The influence of complex chemical kinetics on the induction length in Chapman-Jouguet detonation was studied, with emphases on hydrogen chemistry and applications in pulse detonation engines (PDEs). Problems studied include the role of branching-termination reactions on the overall reaction rate, the reduction of the detailed hydrogen oxidation mechanism to simpler ones without compromising comprehensiveness of description, the coupled influence of chemical reactivity and the upstream speed of sound on ignition, and the use of hydrogen as a potential ignition enhancer. Results show that the presence of the pressure-sensitive and temperature-insensitive three-body termination reactions can significantly prolong the ignition delay, that an operation map for PDE operation can be constructed based on the crossover temperature so that operation regimes with excessively long ignition delays can be avoided, and that while the extent of chemistry reduction for the hydrogen/air PDE system depends on the degree of parametric comprehensiveness required, a two-step reduced mechanism appears to be adequate for near-stoichiometric descriptions. Furthermore, it is demonstrated that the benefit of the fast hydrogen chemistry is moderated by hydrogen's high speed of sound, which reduces the detonation Mach number and thereby the postshock temperature.
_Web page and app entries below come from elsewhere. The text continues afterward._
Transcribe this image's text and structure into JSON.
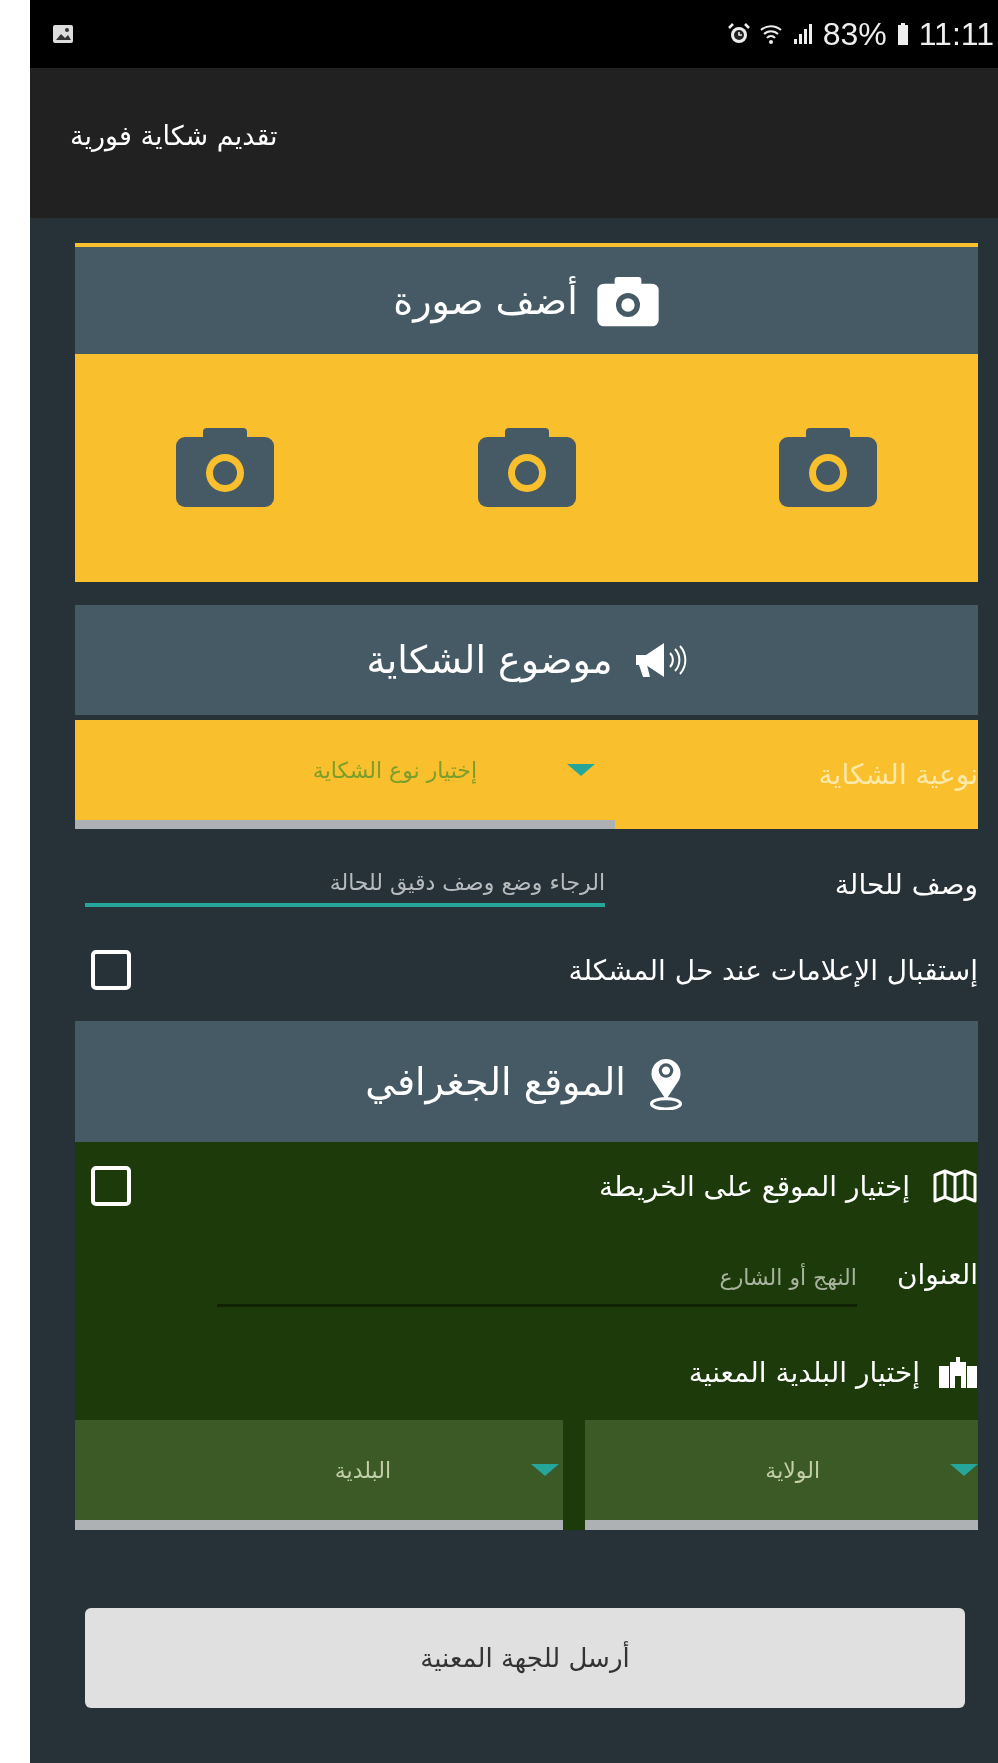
{
  "status_bar": {
    "battery": "83%",
    "time": "11:11"
  },
  "app_bar": {
    "title": "تقديم شكاية فورية"
  },
  "photo_section": {
    "title": "أضف صورة"
  },
  "complaint_section": {
    "title": "موضوع الشكاية",
    "type_field": {
      "label": "نوعية الشكاية",
      "placeholder": "إختيار نوع الشكاية"
    },
    "description": {
      "label": "وصف للحالة",
      "placeholder": "الرجاء وضع وصف دقيق للحالة"
    },
    "notify": {
      "label": "إستقبال الإعلامات عند حل المشكلة",
      "checked": false
    }
  },
  "location_section": {
    "title": "الموقع الجغرافي",
    "map_option": {
      "label": "إختيار الموقع على الخريطة",
      "checked": false
    },
    "address": {
      "label": "العنوان",
      "placeholder": "النهج أو الشارع"
    },
    "municipality": {
      "label": "إختيار البلدية المعنية",
      "selects": [
        {
          "placeholder": "الولاية"
        },
        {
          "placeholder": "البلدية"
        }
      ]
    }
  },
  "submit_button": {
    "label": "أرسل للجهة المعنية"
  }
}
All Science Journal Classification (ASJC) codes
- Aerospace Engineering
- Fuel Technology
- Mechanical Engineering
- Space and Planetary Science